2015 in Jewelry
Values aside, precious and semi-precious stones fascinate me, principally due to the way they were naturally formed, physically and chemically, and their observable luminance. In some cases, the raw or uncut state of these stones are more attractive. The Telegraph chose to highlight a few of the more famous stones that changed hands this year, and this gives us an opportunity to oogle at them here, in pictures only, as their value and size puts them well beyond most people’s eyes and obvious reach!
In May, the 25.59-carat Burmese Sunrise Ruby set two new world records when it sold for £19.6 million ($28.96 million) at Sotheby’s Geneva: becoming the most expensive ruby ever sold and the most expensive Cartier gem ever.

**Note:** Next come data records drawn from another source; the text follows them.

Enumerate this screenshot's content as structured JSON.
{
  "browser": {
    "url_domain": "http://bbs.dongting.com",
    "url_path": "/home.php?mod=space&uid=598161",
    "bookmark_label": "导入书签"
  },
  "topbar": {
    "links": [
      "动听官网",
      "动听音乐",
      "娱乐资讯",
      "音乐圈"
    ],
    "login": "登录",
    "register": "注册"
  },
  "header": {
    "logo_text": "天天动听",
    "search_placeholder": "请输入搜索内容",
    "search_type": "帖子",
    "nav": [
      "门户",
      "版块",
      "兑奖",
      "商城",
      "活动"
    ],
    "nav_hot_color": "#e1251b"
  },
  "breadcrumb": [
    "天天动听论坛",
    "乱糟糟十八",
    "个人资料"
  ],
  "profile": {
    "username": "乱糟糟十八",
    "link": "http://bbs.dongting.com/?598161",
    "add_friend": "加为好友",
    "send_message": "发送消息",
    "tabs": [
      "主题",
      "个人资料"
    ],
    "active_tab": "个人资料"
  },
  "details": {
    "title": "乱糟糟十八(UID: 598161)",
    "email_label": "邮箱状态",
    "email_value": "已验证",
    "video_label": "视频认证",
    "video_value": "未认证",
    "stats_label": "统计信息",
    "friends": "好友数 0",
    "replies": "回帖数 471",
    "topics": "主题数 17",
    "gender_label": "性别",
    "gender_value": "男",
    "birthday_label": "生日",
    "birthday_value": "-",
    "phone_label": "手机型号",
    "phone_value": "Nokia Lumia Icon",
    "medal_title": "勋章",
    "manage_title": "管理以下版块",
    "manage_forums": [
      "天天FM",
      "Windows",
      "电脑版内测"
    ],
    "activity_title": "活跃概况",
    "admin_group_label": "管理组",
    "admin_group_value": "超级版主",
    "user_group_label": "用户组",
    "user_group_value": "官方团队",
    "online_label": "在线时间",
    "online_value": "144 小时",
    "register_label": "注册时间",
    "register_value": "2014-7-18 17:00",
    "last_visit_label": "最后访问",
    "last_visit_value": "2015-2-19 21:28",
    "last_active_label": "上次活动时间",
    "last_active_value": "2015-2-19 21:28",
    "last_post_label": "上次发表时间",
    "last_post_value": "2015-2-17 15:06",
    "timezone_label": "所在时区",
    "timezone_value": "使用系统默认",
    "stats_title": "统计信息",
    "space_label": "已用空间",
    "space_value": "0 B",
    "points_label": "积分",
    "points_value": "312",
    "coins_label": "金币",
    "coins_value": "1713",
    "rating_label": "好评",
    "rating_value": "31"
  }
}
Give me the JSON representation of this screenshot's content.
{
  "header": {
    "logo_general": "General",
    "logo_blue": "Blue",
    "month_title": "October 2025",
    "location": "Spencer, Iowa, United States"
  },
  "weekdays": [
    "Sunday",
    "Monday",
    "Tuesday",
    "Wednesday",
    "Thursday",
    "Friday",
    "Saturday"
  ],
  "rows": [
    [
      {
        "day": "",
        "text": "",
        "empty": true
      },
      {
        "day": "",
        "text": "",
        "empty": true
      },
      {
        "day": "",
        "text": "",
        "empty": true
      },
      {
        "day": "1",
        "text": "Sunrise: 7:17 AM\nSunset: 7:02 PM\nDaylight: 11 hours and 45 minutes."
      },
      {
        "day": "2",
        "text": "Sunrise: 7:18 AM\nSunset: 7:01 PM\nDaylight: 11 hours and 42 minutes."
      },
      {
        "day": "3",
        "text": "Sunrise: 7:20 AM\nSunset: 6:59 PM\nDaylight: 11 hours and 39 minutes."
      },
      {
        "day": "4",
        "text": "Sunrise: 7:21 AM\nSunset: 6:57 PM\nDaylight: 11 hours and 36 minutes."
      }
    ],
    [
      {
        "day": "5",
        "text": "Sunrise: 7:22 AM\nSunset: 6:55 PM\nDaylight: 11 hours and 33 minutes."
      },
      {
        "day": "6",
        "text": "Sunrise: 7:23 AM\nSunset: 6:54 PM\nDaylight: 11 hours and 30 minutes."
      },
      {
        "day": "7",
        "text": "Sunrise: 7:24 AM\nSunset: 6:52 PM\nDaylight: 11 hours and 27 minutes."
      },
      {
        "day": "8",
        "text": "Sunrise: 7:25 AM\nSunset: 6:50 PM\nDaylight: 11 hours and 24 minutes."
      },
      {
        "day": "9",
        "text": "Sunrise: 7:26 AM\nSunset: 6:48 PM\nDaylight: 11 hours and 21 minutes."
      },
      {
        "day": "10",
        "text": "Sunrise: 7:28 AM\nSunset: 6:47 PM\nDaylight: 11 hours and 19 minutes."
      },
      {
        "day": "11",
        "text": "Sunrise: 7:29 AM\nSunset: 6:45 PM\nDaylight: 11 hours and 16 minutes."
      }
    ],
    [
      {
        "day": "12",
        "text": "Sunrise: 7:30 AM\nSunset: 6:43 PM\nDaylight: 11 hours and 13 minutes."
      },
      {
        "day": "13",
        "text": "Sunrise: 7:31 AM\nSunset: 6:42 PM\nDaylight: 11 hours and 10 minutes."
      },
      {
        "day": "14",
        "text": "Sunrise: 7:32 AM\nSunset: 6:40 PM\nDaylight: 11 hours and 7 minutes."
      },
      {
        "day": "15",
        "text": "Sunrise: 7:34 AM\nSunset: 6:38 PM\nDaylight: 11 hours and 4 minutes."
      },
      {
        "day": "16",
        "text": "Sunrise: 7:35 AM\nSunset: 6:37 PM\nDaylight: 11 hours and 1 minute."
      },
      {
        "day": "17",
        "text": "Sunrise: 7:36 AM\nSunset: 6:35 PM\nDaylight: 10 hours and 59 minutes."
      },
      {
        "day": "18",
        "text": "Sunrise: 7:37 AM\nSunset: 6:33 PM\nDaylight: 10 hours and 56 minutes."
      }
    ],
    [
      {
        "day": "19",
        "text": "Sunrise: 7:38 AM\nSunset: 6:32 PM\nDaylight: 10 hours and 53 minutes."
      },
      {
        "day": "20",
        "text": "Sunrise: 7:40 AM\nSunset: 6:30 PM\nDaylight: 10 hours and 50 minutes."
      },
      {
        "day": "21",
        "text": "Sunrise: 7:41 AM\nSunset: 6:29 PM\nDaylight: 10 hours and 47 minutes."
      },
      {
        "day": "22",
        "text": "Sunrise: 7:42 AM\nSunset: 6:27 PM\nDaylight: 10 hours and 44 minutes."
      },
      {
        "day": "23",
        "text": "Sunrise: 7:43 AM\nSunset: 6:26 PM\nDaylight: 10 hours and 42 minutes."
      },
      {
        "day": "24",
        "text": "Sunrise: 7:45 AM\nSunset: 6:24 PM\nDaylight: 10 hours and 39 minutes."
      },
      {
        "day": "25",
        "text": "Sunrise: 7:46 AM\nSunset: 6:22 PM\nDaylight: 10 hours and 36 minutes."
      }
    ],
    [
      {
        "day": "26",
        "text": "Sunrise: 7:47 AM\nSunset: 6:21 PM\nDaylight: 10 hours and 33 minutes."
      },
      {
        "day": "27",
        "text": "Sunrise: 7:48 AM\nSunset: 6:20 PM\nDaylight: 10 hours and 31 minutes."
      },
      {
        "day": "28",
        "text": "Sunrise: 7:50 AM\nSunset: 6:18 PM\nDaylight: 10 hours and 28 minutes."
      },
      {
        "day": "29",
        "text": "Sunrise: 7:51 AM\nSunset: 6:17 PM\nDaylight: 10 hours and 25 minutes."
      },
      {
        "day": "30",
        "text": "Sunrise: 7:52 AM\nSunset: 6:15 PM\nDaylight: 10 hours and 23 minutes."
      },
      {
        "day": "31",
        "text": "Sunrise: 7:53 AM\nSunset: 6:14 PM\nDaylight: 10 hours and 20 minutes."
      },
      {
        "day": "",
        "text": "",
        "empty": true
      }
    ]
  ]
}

There was much hype surrounding September’s Fine Jewellery Sale at Bonhams, thanks to the appearance of the Hope Spinel, a 50.14-carat octagonal stone with a fascinating provenance, which hadn’t been seen on the market for 98 years. It duly went on to achieve a new world record for the price of a spinel at auction, selling for £962,500 ($1.42 million).
Most notably, November saw the 12.03-carat Blue Moon diamond sell for £32 million ($47.28 million) to Hong Kong property tycoon Joseph Lau, who bought it for his seven-year-old daughter Josephine. Lau promptly renamed the stone, which now holds three world records (most valuable gemstone, highest price for a diamond of any colour, highest ever price per carat), the Blue Moon of Josephine.
Cartier rehomed an old friend in the form of the 197.70-carat Sri Lankan sapphire which was once owned by the Empress Maria Feodorovna, appearing in its exceptional Romanov Cuff which more than lived up to the high jewellery collection’s name, Etourdissant, meaning “dazzling”.
Credit: The Telegraph